== YOUR TASK ==
Looking through the data below, work out how many lines have the word "icon". Reply with that number only.

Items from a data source
╔══
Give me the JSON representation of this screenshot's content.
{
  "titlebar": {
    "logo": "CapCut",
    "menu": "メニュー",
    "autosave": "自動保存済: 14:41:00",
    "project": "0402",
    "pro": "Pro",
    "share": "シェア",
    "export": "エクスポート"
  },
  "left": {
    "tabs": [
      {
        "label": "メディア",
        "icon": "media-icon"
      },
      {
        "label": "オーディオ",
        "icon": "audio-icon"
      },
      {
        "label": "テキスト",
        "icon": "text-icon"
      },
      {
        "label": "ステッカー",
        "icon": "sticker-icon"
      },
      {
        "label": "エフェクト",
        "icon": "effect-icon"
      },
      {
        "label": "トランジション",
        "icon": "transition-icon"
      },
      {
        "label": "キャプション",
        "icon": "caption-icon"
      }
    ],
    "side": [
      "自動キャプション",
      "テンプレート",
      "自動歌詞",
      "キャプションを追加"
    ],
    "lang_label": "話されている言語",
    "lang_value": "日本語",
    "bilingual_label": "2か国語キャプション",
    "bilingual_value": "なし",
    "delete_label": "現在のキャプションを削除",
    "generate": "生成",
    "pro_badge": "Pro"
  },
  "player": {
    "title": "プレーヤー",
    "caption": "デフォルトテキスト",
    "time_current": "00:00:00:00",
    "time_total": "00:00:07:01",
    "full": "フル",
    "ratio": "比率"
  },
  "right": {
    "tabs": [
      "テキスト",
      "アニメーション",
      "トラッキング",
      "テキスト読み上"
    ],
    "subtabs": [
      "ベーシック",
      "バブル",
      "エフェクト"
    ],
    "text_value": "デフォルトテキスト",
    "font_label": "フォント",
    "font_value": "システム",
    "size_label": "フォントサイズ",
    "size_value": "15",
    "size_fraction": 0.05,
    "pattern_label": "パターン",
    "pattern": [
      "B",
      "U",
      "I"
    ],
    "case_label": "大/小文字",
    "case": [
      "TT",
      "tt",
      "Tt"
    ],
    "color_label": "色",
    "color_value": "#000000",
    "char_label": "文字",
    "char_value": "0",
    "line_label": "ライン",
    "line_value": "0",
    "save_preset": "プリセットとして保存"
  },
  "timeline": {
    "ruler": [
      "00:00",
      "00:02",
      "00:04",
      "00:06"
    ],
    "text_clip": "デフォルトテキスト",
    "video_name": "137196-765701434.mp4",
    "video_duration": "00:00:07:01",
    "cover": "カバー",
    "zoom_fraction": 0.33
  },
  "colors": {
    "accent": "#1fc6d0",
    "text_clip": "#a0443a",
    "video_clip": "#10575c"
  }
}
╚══
== RESPONSE BELOW ==
7